Records supplied Start Marker

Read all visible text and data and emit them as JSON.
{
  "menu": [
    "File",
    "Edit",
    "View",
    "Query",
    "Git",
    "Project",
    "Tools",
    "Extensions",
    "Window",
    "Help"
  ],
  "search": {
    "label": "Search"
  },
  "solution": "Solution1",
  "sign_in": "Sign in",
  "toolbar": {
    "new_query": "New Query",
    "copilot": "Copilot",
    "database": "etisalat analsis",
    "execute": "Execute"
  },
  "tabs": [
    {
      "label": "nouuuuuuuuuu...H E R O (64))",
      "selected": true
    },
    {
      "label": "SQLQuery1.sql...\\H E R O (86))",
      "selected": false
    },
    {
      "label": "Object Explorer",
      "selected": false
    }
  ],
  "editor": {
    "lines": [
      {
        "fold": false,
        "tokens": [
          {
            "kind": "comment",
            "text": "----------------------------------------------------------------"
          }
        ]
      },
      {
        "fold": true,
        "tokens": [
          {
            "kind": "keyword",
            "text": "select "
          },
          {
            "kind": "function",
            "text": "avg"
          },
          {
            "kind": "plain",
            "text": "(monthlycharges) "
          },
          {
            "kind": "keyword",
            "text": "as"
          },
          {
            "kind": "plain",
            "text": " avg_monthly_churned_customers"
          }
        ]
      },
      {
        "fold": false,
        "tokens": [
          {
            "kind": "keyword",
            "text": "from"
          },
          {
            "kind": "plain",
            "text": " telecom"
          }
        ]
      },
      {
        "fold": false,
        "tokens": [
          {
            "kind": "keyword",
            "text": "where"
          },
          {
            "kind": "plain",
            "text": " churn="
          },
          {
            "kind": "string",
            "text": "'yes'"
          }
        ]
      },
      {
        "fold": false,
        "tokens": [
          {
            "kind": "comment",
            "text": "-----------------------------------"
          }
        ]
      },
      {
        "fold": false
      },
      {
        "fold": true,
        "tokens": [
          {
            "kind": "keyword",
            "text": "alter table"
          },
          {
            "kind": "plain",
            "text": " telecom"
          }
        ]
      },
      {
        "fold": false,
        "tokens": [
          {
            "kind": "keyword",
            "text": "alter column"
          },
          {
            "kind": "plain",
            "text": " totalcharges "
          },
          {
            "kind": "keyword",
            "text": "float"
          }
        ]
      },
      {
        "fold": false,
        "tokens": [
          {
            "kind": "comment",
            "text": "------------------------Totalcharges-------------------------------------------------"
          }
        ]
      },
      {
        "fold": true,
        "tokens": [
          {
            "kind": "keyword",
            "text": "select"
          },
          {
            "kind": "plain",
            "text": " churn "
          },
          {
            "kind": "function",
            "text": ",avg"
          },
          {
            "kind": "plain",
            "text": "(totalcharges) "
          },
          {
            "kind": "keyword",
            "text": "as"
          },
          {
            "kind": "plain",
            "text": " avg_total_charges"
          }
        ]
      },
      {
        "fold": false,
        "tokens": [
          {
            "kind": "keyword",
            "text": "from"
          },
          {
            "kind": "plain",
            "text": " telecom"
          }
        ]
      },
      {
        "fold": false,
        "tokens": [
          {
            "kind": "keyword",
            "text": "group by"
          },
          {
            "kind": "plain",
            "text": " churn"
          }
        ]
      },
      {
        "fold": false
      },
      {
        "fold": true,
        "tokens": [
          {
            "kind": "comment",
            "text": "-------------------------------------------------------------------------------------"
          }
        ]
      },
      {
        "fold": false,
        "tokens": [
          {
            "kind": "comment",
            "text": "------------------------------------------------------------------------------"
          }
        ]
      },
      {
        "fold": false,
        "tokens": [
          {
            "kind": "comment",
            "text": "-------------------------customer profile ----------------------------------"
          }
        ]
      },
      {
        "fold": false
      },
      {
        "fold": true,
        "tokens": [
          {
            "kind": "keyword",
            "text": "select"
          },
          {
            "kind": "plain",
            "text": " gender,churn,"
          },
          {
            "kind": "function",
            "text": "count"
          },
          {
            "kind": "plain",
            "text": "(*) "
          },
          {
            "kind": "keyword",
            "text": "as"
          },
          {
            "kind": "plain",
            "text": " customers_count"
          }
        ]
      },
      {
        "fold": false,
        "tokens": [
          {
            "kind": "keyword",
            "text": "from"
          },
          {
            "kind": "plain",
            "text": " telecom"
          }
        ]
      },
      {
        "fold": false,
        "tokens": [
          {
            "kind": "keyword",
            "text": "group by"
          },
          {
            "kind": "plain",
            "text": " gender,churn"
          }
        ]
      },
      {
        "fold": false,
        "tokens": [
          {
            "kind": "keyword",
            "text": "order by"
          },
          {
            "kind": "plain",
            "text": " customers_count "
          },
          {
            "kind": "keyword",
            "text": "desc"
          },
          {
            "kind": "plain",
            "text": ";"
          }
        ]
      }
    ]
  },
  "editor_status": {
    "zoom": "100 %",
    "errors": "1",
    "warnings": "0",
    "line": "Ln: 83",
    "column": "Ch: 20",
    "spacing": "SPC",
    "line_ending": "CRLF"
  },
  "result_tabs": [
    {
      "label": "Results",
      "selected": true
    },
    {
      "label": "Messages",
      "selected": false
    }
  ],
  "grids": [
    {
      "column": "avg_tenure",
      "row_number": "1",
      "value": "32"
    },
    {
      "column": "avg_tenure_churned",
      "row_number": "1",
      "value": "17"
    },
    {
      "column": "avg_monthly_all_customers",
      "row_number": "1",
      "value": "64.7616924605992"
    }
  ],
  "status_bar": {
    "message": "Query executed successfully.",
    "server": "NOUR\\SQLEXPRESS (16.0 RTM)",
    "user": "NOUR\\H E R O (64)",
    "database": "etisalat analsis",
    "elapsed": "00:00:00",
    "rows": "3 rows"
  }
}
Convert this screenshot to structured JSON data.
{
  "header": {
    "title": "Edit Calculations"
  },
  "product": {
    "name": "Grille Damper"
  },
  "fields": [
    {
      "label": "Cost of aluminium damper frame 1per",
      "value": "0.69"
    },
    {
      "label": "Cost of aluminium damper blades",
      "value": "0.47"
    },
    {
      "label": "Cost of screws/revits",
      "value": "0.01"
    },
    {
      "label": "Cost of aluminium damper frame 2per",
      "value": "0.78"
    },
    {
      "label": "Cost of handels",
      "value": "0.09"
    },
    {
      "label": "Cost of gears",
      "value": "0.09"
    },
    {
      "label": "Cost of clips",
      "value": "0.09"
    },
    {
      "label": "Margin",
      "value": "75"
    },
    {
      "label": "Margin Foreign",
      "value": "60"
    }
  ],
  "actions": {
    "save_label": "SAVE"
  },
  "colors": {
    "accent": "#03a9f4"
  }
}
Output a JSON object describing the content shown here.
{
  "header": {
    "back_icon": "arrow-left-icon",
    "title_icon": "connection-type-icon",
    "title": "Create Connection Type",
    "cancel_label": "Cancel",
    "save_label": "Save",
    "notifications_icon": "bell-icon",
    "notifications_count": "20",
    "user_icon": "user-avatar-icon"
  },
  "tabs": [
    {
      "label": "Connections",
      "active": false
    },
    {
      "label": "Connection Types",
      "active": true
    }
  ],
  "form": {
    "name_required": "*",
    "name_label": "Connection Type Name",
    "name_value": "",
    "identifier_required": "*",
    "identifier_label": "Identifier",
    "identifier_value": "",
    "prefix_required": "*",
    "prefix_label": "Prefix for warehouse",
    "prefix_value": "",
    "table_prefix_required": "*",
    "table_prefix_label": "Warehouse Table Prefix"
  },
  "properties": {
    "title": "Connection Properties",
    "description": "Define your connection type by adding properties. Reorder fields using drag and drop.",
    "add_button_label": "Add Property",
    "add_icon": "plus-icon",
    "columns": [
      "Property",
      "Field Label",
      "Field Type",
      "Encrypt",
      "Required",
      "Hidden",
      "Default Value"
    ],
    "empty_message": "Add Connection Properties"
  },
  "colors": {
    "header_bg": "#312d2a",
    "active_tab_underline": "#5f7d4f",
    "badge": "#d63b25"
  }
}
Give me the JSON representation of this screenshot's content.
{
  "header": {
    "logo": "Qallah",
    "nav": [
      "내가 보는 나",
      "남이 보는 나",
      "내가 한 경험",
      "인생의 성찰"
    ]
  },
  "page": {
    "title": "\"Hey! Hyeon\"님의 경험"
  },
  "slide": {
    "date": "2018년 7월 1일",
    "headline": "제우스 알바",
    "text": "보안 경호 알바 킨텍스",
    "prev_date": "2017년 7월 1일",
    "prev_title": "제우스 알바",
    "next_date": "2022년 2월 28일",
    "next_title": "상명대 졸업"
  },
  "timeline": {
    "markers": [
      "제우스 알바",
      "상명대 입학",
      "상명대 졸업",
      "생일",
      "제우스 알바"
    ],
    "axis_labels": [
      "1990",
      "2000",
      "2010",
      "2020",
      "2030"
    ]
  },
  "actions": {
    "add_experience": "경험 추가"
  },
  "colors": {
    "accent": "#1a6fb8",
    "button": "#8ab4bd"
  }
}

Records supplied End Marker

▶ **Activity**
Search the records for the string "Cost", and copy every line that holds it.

▶ **Solution**
      "label": "Cost of aluminium damper frame 1per",
      "label": "Cost of aluminium damper blades",
      "label": "Cost of screws/revits",
      "label": "Cost of aluminium damper frame 2per",
      "label": "Cost of handels",
      "label": "Cost of gears",
      "label": "Cost of clips",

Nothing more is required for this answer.